My adventure wasn’t quite over, as it turned out. At one point, I stepped onto a slippery rock, which together with my wet shoes brought me down hard. Almost fell through the cracks again into another sheer drop, but luckily she caught me in the nick of time, and helped pull me up. Got away yet again, with just some bruises and scrapes.
Decided barefoot was better, and managed that tricky steep section with her help. After that the going finally got easier. It also got pebblier, so back on the shoes went. We soon hit the old concrete trail, which I was now thankful for tbh. My shoes were so wet that I joked that I still felt like I was wading through the pool. But I did manage to squish my way back to Nongriat without any further misadventures. Oh, so grateful to still be in one piece, bruised and battered and rattled as I was!
I don’t think I can ever thank this girl, D, from Germany enough. She quite literally saved my life that day. And made not the least fuss about it afterward. Was even kind enough to invite me over to hang out with her and the other guests staying at the homestay across the river in Nongriat, when she found out I was all by myself at the guest house. Before going over there is when I wrote down all of this in a handwriting that's gotten even more ugly from disuse (I seriously had trouble making out my own writing in parts when I was transcribing this).
My only regret is not asking for her contact information that evening. I was afraid to seem pushy, and thought I’d ask for it the next day as I made my way past their homestay to get back up the mountain to Tyrna. Unfortunately, she was out that morning, and though I left her a note (more like an essay, because I’m too wordy for my own good as you, too, have realised by now), I haven’t heard back from her yet.
So there it is. A bad and scary day, in one sense.
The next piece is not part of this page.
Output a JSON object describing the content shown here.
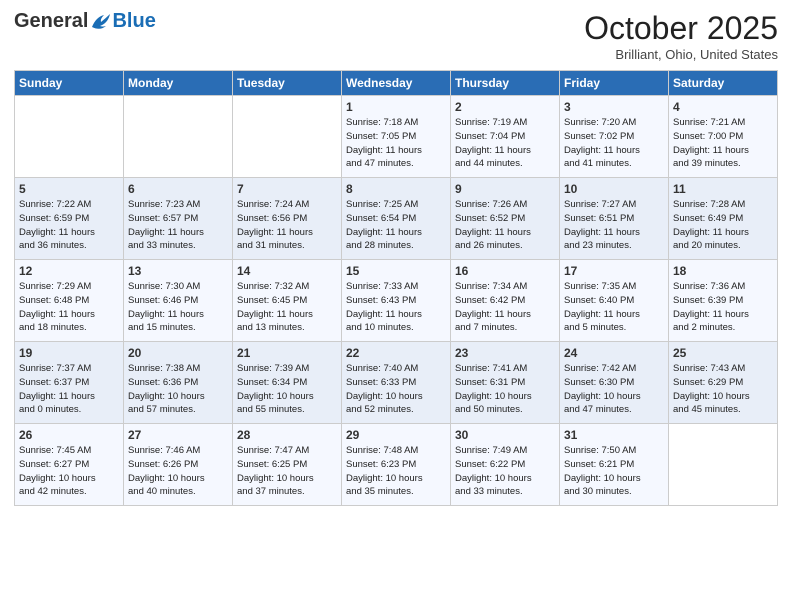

But also, my luckiest day ever as well!
The good luck, guardian angel protection, what-have-you continued on the next day as I made my painful way (would've been painful enough even without all the extra hurt I'd stocked up on thanks to the previous day's outing) back up the 3000 steps to Tyrna and then back to Sohra from there.
First it was the guide from the Cherra Holiday Resort, who was taking a guy from South Korea back up after a daytrip to Nongriat. He offered to carry my bag up for me. And though I politely refused his kind offer the first time, I very gratefully accepted it the second time, after I’d climbed about halfway up.
Next it was the two nice gentlemen from Assam, also on a daytrip, who kept me company for the last 500 odd steps, bought me frooti and tea, and finally, and most importantly, saved me the kilometer long uphill trek back to the bus stop at Mawshamok and the gamble with the bus back to Sohra, by offering me a lift in their car. And thus ended my adventure of a lifetime! Had a nice story to tell the new people who’d now taken all the beds at the dorm too. :)
Many lessons have been learnt on this trip, but the greatest of them all is to never forget how wonderfully kind people can be, and to always try and be as nice as I can be to others in my turn. Pay it forward, even though the debt will never truly be settled. For I truly believe I am the luckiest dumbo alive, and can’t imagine how I shall deserve even half the kindness and good fortune that has come my way.